━━━━━ RECORDED DATA
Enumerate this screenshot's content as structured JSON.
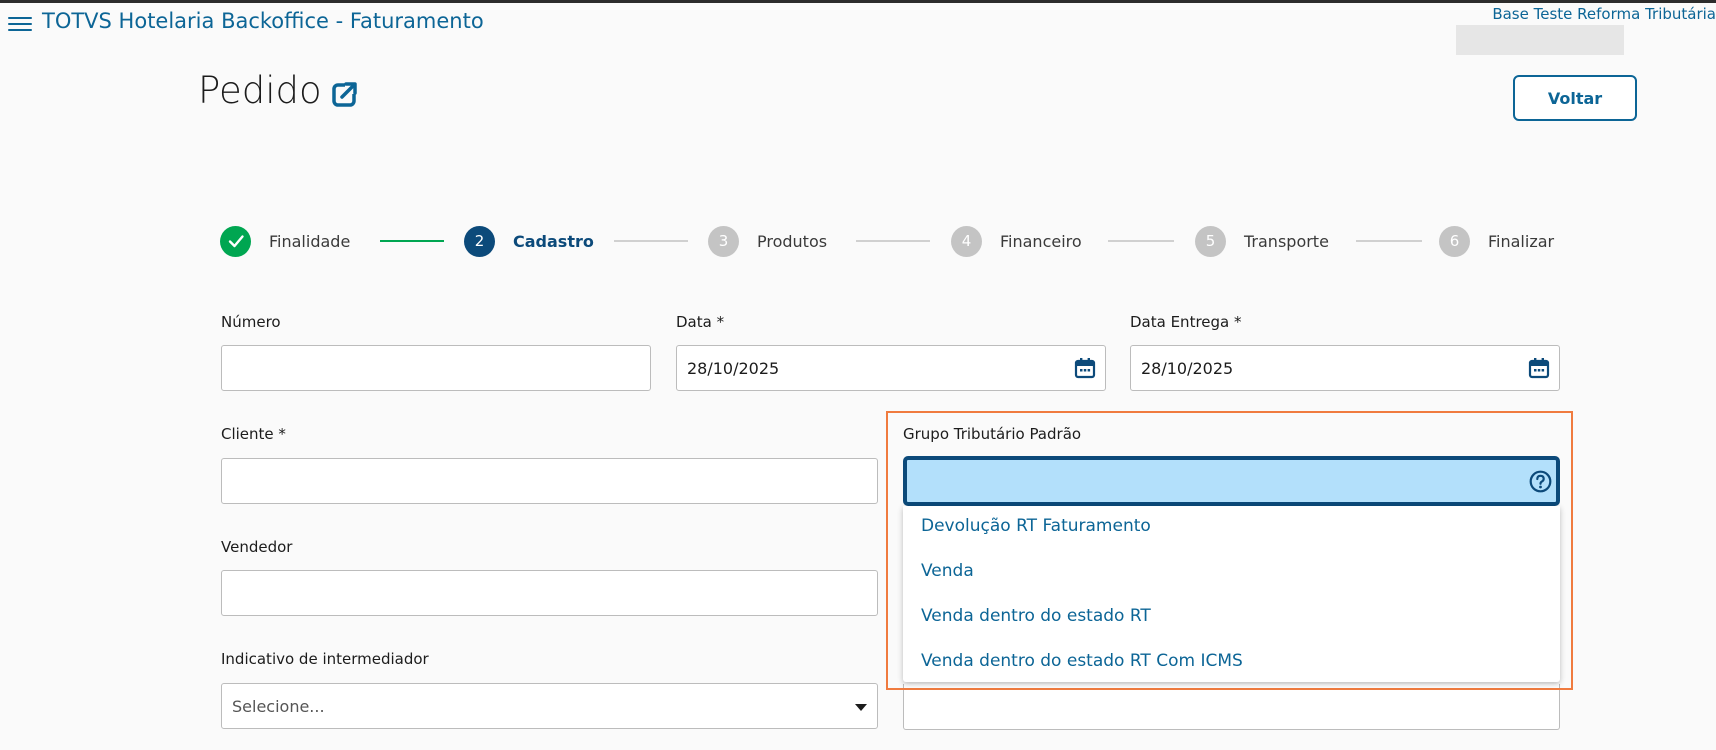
{
  "header": {
    "app_title": "TOTVS Hotelaria Backoffice - Faturamento",
    "environment": "Base Teste Reforma Tributária"
  },
  "page": {
    "title": "Pedido",
    "back_button": "Voltar"
  },
  "stepper": {
    "steps": [
      {
        "number": "✓",
        "label": "Finalidade",
        "state": "done"
      },
      {
        "number": "2",
        "label": "Cadastro",
        "state": "active"
      },
      {
        "number": "3",
        "label": "Produtos",
        "state": "pending"
      },
      {
        "number": "4",
        "label": "Financeiro",
        "state": "pending"
      },
      {
        "number": "5",
        "label": "Transporte",
        "state": "pending"
      },
      {
        "number": "6",
        "label": "Finalizar",
        "state": "pending"
      }
    ]
  },
  "form": {
    "numero": {
      "label": "Número",
      "value": ""
    },
    "data": {
      "label": "Data *",
      "value": "28/10/2025"
    },
    "data_entrega": {
      "label": "Data Entrega *",
      "value": "28/10/2025"
    },
    "cliente": {
      "label": "Cliente *",
      "value": ""
    },
    "grupo_tributario": {
      "label": "Grupo Tributário Padrão",
      "value": "",
      "options": [
        "Devolução RT Faturamento",
        "Venda",
        "Venda dentro do estado RT",
        "Venda dentro do estado RT Com ICMS"
      ]
    },
    "vendedor": {
      "label": "Vendedor",
      "value": ""
    },
    "intermediador": {
      "label": "Indicativo de intermediador",
      "placeholder": "Selecione..."
    }
  },
  "colors": {
    "primary": "#0c6596",
    "active_step": "#0c4a7a",
    "done_step": "#00a651",
    "highlight": "#f07b3f",
    "focused_input": "#b3e0fb"
  }
}
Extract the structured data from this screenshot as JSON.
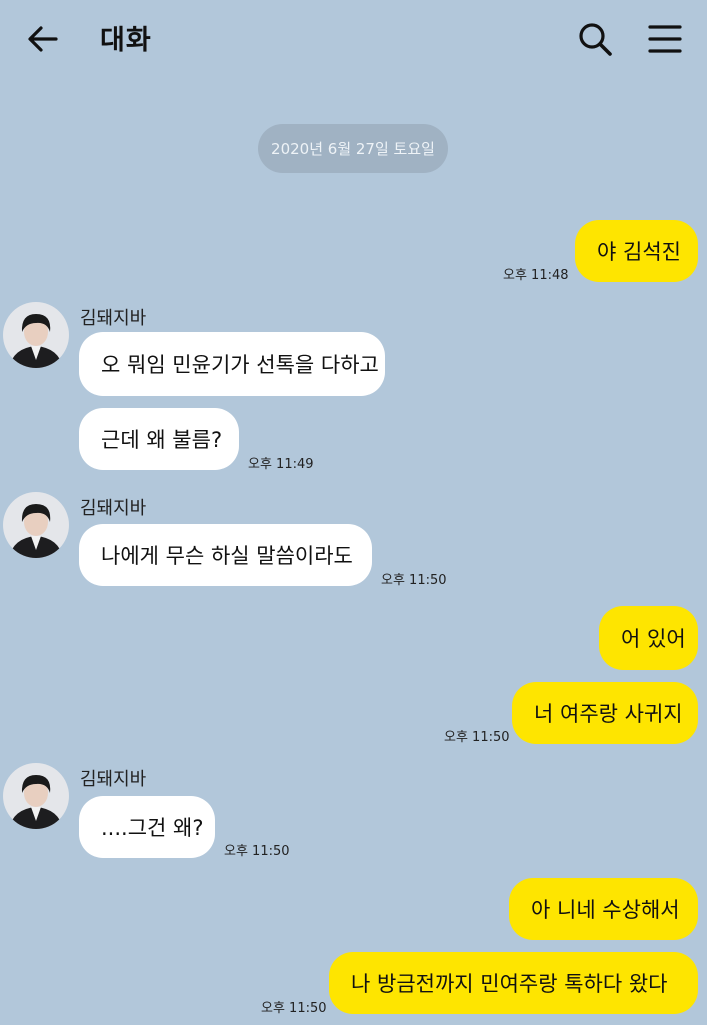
{
  "header": {
    "title": "대화",
    "back_icon": "arrow-left-icon",
    "search_icon": "search-icon",
    "menu_icon": "hamburger-menu-icon"
  },
  "date_divider": "2020년 6월 27일 토요일",
  "colors": {
    "background": "#b2c7da",
    "my_bubble": "#fee500",
    "their_bubble": "#ffffff",
    "date_pill": "#a0b2c3"
  },
  "messages": [
    {
      "sender": "me",
      "text": "야 김석진",
      "time": "오후 11:48"
    },
    {
      "sender": "김돼지바",
      "text": "오 뭐임 민윤기가 선톡을 다하고"
    },
    {
      "sender": "김돼지바",
      "text": "근데 왜 불름?",
      "time": "오후 11:49"
    },
    {
      "sender": "김돼지바",
      "text": "나에게 무슨 하실 말씀이라도",
      "time": "오후 11:50"
    },
    {
      "sender": "me",
      "text": "어 있어"
    },
    {
      "sender": "me",
      "text": "너 여주랑 사귀지",
      "time": "오후 11:50"
    },
    {
      "sender": "김돼지바",
      "text": "....그건 왜?",
      "time": "오후 11:50"
    },
    {
      "sender": "me",
      "text": "아 니네 수상해서"
    },
    {
      "sender": "me",
      "text": "나 방금전까지 민여주랑 톡하다 왔다",
      "time": "오후 11:50"
    }
  ]
}
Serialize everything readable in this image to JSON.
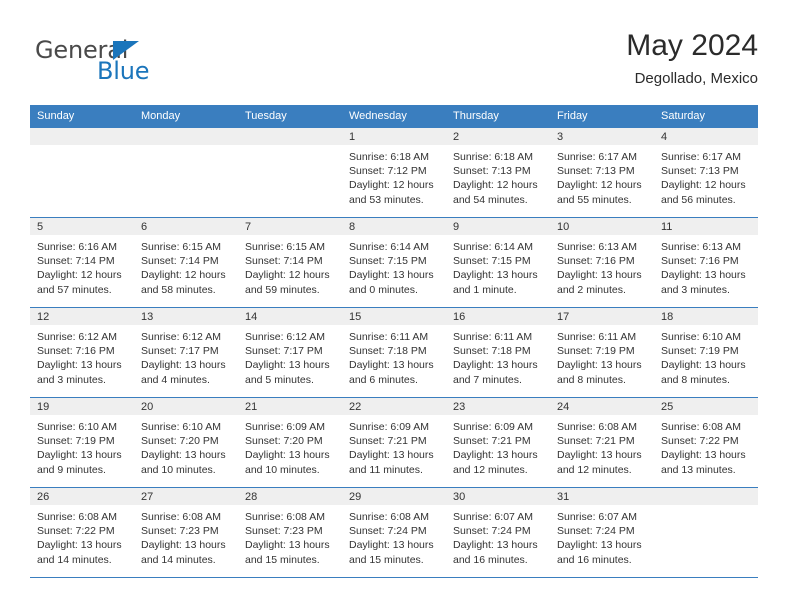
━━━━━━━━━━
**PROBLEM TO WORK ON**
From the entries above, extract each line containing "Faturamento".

**YOUR RESPONSE**
    "app_title": "TOTVS Hotelaria Backoffice - Faturamento",
        "Devolução RT Faturamento",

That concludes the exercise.